WORK INSTRUCTION: Within the records, find every line that includes the word "оплату" and copy it.

Component data from apps and pages:
|---|

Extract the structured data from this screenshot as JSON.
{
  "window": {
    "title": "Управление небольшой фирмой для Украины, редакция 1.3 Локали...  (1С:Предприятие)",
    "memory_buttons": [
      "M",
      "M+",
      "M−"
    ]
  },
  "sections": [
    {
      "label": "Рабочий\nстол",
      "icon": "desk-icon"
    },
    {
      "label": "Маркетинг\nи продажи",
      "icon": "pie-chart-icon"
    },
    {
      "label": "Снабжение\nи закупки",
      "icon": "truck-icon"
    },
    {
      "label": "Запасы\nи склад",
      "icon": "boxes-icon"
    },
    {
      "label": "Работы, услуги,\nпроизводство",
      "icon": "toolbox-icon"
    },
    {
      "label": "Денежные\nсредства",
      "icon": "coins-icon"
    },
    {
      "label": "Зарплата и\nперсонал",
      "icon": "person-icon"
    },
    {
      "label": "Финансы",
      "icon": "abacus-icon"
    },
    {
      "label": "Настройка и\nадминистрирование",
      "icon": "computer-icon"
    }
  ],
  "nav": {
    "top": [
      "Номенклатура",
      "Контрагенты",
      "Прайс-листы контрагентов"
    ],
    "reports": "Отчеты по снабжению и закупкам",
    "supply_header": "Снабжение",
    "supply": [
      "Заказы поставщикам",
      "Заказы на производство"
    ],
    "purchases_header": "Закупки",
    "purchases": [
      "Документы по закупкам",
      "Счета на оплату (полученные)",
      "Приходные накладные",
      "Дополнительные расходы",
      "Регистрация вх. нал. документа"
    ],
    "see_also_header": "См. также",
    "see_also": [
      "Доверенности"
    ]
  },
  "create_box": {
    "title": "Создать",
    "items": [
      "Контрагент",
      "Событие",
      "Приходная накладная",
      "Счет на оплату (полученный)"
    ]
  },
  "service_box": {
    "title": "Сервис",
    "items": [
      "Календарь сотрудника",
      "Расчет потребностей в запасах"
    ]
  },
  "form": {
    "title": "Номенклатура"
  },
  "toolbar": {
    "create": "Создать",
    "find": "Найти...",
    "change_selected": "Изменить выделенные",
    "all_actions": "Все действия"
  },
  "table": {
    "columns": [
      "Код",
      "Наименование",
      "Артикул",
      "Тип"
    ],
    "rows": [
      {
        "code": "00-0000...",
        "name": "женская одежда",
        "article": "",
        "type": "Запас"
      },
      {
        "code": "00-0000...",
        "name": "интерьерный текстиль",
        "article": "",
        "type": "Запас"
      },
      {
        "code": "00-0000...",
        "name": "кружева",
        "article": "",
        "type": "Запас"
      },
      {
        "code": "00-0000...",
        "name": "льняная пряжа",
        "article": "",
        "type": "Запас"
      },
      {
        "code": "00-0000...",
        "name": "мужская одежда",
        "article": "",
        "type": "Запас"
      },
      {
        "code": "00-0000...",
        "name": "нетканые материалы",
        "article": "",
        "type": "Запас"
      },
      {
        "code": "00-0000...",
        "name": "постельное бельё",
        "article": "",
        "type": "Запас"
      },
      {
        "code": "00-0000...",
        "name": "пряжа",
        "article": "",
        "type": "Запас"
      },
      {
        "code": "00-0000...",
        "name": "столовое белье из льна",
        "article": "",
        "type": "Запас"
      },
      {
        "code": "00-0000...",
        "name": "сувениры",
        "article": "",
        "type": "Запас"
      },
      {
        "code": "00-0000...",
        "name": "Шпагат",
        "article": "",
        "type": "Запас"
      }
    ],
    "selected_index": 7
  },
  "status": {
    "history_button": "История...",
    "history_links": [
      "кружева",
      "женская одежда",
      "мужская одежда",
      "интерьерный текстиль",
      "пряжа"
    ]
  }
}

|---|

OUTPUT FOR THIS TASK:
      "Счета на оплату (полученные)",
      "Счет на оплату (полученный)"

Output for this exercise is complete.